[Records provided — start]

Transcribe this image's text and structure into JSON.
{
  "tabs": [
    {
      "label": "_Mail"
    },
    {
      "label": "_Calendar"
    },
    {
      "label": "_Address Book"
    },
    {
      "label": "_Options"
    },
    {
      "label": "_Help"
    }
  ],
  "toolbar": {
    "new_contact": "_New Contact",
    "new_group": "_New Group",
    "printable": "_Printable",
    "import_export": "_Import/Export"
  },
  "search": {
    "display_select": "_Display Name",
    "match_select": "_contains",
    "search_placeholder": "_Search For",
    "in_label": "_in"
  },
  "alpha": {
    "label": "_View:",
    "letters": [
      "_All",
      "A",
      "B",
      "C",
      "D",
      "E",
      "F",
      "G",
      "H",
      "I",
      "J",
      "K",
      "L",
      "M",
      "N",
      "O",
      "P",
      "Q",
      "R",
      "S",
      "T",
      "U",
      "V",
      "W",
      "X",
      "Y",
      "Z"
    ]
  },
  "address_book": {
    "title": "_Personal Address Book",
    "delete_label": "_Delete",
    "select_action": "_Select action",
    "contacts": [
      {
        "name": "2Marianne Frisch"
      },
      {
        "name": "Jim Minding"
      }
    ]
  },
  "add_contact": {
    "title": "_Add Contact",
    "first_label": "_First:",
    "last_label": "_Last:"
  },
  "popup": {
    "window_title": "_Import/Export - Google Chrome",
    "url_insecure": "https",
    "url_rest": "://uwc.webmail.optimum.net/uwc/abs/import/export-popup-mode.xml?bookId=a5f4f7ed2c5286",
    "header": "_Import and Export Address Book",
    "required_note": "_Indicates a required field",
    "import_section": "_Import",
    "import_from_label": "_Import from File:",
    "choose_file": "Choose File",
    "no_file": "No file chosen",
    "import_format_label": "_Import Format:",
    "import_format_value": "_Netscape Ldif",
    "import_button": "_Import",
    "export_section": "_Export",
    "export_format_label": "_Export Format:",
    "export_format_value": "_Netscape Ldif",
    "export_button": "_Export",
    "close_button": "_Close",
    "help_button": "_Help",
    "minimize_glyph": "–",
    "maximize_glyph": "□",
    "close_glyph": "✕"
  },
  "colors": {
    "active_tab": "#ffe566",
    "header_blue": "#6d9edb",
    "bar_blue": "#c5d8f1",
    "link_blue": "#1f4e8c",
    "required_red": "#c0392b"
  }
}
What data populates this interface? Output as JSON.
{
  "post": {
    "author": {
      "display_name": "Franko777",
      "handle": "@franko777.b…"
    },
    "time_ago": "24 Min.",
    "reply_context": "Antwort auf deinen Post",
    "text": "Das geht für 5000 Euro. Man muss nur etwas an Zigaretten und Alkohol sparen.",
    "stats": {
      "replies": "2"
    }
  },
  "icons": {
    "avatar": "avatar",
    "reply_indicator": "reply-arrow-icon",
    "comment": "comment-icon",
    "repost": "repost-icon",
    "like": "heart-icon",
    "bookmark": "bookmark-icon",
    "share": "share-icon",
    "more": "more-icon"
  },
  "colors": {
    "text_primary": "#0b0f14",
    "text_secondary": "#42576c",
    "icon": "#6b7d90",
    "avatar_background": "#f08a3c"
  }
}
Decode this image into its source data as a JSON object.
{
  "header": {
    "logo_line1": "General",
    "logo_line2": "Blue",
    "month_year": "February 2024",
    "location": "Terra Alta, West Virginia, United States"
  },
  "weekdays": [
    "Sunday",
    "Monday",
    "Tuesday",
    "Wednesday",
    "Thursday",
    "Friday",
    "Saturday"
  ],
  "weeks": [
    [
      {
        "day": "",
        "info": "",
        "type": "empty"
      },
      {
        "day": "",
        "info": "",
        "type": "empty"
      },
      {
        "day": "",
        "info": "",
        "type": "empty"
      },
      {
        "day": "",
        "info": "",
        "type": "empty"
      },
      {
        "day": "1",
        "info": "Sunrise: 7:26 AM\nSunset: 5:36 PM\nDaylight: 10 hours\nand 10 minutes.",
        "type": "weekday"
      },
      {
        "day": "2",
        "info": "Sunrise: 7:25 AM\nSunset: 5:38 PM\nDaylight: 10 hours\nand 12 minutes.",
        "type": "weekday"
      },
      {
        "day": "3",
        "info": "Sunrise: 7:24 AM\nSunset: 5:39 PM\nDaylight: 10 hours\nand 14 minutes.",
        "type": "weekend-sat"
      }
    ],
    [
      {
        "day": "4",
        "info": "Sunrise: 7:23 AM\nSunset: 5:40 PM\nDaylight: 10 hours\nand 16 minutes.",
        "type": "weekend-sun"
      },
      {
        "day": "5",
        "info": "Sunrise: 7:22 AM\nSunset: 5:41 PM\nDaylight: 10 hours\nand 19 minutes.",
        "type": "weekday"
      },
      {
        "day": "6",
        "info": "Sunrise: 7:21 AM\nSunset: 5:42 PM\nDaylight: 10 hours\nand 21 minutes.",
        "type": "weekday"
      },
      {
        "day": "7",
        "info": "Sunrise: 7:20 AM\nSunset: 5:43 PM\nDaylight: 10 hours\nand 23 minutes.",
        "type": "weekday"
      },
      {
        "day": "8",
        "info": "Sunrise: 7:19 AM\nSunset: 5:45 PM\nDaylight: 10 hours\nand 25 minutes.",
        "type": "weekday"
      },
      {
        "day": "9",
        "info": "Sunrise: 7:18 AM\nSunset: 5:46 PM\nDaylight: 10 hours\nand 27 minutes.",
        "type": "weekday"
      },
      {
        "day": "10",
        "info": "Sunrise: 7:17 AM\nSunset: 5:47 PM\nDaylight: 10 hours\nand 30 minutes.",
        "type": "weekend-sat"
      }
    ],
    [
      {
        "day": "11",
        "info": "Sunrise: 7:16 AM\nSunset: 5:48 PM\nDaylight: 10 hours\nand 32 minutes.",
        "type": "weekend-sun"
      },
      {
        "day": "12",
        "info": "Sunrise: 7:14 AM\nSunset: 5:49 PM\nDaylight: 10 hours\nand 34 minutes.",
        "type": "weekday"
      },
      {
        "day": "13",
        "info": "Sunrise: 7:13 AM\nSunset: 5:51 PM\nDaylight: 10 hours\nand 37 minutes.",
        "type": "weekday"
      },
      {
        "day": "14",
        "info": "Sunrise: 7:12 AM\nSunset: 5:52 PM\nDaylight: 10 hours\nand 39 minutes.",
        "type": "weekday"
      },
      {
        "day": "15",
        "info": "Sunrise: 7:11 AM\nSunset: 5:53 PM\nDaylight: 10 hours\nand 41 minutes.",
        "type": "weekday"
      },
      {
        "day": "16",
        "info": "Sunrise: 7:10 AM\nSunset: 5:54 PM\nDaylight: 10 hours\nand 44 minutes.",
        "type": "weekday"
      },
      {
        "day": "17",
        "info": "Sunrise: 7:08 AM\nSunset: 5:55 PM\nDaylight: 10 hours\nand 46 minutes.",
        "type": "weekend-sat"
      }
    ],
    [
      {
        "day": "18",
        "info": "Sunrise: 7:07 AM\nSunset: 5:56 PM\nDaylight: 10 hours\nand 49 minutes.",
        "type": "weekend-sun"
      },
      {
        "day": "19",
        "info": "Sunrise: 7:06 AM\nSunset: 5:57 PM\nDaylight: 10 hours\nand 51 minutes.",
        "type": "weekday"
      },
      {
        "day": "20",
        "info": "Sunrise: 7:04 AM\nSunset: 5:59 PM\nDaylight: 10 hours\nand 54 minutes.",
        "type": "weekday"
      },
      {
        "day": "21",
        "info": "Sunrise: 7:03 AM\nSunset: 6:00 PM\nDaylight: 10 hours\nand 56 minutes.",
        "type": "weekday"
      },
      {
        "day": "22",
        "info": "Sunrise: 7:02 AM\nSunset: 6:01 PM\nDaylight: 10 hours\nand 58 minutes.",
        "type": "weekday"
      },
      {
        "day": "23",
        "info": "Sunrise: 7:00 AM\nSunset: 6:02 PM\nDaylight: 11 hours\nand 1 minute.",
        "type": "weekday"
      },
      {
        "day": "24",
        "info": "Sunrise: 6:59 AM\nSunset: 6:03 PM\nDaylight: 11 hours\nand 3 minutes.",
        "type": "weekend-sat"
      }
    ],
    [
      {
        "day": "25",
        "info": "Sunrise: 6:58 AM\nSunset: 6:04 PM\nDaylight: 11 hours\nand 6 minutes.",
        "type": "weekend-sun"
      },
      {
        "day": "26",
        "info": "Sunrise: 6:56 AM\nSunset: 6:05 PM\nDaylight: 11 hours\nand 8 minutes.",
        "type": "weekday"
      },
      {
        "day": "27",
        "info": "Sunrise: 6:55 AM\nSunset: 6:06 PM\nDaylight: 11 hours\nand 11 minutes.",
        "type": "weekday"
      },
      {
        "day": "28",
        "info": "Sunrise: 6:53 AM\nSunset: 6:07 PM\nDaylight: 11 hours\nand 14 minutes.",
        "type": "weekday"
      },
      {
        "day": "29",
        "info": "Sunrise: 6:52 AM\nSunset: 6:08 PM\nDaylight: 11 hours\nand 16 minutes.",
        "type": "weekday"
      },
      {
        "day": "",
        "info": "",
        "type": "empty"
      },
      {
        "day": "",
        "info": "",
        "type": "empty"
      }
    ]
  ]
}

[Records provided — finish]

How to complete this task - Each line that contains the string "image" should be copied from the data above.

Final answer -
Transcribe this image's text and structure into JSON.
Decode this image into its source data as a JSON object.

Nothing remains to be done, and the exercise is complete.